It was refreshing to see the inclusion of two papers based on the field research of archeologists who are putting together fragments of the history of development of the image and its significance in prehistoric times. Dr Salim claimed the flint tools created from quartz in the Potohar Plateau were one of the earliest creative acts as the maker used his intelligence to select the material and then perfected a technique to craft its serrated edge.

Information on rock carving and cave drawings presented by Dr Ihsan Ali concentrated on the iconography of early man in Pakistan that art historians cannot ignore. The same was true of Dr Misbah Rasheed’s study on the hybrid symbolic imagery of the ceramic mosaic murals at the Lahore Fort that has yet to be studied in-depth and included in the art history curriculum which continues to be predominantly eurocentric.

Dr Ejaz Ikram’s thought-provoking talk focused on the crisis of beauty in the world created by the de-linking of art from intuition, intellect and spirituality that were once responsible for the meditative harmony of Islamic art. According to him, since beauty rests not in innovation but the truth, he urged artists not to abandon tradition but to perfect it if they wanted to rediscover beauty.

Presenting an opposing view was the talk on European design presented by ceramist Maliha Paracha. She highlighted innovative ceramics by the Dutch company Droog that has gained worldwide reputation for its unusual and unpredictable designs that do not compromise functionality.

The artists’ perspective at the seminar, among others, came from Sheherezade, the country’s pioneer potter. With her exquisite visuals, she elaborated on the influence of historical and cultural Lahore on her personal and professional life. The labyrinth of the walled city, Mughal minars that dominate the skyline and the timeless skill of artisans that creates traditional pottery all combined to give her a sense of identity which, along with a global interface, has helped her develop a contemporary vocabulary which has won her global recognition.

This brings to my mind the renowned artist Mona Hartoum whose art is unique to her life. Hartoum, a Palestinian who grew up as a refugee in Lebanon, was stranded in London for a long period due to the war in Lebanon before she decided to pursue her art education in the UK. The trauma of displacement made her restless. According to her, she finds it difficult to stay in one place for too long. This angst is evoked in her work as ideas are translated through material to convey anxiety and restlessness.

Centrality of context was a common thread that ran through the papers. The message for the new entrants in the art community seemed to be that as they learned what constituted art in the studio, and while learning theory, they would also have to remember that the most powerful expression and strongest voice come from lived experience.
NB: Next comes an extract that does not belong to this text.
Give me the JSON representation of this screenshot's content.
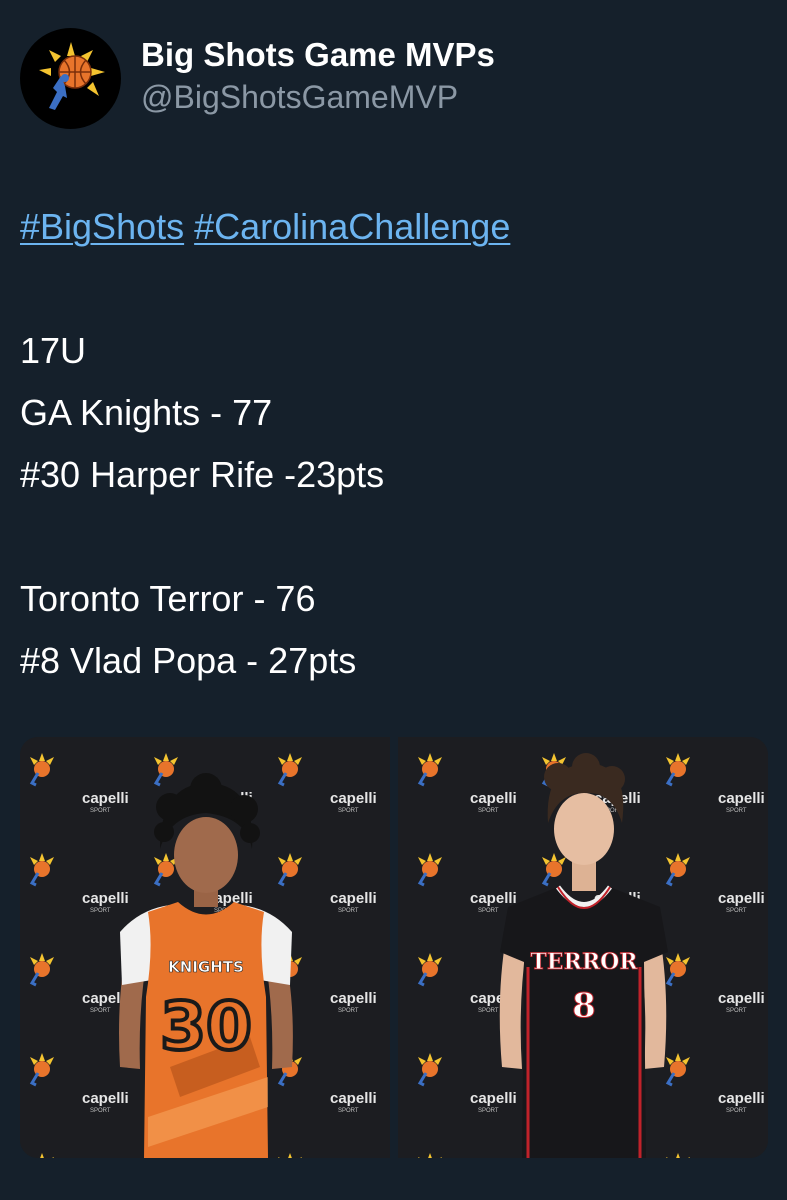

In the soul of Jamshoro dwell many untold stories, both ancient and modern. Artists just need to discover them.

Coutesy: Daily Dawn

Source – http://www.dawn.com/2008/04/16/op.htm#3